## Instructions to follow
If "Cadastro" shows up in a line of the material, return that line.

● ● ●

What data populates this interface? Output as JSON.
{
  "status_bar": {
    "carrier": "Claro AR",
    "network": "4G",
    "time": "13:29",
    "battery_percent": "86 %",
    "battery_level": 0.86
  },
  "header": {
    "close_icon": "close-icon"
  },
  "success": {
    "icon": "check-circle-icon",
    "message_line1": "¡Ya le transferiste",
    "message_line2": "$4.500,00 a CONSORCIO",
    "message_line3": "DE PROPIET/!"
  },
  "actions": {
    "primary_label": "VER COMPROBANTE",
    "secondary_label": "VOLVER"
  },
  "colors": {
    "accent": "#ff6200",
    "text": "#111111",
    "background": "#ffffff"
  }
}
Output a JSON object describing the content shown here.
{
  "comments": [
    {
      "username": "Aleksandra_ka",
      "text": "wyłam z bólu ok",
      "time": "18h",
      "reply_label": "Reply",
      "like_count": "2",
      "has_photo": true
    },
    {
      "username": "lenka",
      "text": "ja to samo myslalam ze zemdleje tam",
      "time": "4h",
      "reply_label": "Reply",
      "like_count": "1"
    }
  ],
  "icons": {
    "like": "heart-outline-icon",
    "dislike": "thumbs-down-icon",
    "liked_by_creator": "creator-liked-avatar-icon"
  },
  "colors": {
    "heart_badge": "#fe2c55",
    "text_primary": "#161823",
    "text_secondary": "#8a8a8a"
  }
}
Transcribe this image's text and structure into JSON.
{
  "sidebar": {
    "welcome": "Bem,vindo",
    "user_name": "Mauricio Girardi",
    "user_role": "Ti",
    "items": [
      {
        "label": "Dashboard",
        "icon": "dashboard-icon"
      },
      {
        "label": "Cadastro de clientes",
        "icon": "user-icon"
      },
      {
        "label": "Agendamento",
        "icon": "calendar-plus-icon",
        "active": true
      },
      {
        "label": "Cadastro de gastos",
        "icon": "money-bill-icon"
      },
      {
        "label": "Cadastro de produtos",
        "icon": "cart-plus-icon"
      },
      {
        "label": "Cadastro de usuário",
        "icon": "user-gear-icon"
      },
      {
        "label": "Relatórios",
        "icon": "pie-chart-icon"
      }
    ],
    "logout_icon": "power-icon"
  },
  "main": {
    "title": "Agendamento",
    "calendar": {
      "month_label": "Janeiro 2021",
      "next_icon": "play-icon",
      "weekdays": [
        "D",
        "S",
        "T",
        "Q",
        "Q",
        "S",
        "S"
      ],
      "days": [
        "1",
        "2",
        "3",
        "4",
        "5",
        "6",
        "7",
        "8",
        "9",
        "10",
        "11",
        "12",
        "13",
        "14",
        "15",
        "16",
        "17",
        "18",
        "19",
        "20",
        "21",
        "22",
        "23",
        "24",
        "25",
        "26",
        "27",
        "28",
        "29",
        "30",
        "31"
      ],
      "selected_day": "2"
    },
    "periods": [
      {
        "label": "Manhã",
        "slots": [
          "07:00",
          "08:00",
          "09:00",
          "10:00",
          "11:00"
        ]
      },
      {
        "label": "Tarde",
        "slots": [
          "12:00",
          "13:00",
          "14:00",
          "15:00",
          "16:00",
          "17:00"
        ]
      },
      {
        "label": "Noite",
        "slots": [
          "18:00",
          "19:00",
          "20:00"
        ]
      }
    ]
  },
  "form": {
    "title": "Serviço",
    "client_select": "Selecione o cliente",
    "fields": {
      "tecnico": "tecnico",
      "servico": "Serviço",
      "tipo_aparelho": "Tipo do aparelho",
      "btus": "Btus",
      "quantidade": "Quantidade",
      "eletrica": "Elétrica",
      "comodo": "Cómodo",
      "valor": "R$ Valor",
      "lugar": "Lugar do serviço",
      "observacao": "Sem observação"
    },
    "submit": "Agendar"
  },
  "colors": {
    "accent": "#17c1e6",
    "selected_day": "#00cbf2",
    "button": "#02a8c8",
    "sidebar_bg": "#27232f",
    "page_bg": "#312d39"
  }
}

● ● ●

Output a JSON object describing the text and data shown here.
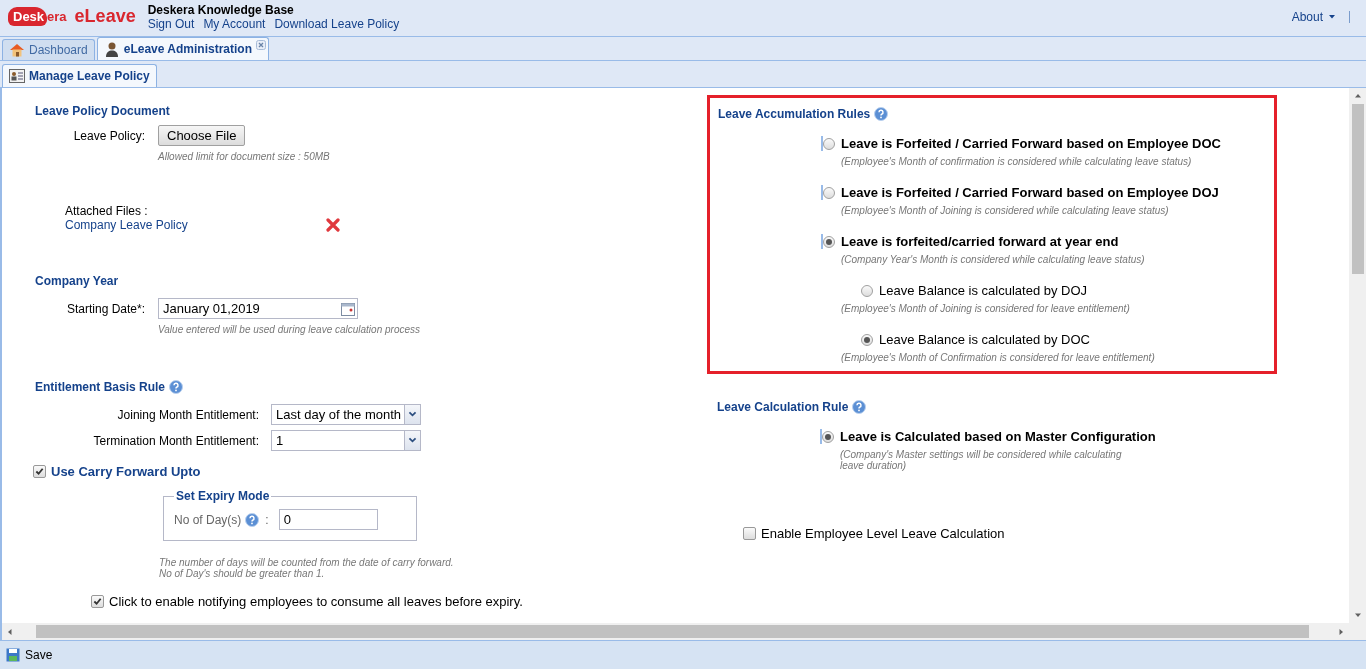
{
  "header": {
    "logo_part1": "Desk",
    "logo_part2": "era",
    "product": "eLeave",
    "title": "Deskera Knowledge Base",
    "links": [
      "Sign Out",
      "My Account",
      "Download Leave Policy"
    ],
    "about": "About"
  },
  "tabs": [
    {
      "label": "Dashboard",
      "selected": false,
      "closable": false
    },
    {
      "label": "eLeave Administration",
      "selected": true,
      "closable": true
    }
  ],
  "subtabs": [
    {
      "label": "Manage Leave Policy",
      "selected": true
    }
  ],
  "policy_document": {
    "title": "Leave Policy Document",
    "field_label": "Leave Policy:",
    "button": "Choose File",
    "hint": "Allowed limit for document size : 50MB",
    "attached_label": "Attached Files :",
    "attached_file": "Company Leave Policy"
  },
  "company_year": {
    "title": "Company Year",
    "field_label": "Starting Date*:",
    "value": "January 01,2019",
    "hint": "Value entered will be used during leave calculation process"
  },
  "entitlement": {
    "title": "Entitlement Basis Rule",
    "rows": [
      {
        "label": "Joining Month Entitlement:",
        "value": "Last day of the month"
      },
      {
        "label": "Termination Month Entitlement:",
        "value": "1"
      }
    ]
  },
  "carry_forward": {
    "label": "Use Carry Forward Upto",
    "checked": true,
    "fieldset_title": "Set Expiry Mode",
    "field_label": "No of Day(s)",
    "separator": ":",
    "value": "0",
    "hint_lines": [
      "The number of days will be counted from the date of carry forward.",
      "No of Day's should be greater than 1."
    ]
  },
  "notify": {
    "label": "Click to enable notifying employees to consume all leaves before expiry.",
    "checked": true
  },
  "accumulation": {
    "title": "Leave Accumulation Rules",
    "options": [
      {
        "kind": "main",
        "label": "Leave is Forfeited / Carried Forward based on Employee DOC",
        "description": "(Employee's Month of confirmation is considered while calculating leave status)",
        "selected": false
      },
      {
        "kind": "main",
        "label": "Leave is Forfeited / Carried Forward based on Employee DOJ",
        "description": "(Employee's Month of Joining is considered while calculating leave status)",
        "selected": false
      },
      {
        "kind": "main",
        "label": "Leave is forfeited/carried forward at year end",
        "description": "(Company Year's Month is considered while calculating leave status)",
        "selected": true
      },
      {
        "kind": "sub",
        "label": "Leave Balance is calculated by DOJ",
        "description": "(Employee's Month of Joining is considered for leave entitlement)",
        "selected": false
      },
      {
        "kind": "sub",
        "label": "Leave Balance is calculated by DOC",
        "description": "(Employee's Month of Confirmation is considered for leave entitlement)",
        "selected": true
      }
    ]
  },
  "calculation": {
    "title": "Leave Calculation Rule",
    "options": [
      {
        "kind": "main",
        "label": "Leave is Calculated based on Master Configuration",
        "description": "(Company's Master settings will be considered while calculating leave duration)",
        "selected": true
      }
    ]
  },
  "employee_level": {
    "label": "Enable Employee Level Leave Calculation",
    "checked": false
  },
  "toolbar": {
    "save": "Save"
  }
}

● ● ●

## Result of the task
        "label": "Cadastro de clientes",
        "label": "Cadastro de gastos",
        "label": "Cadastro de produtos",
        "label": "Cadastro de usuário",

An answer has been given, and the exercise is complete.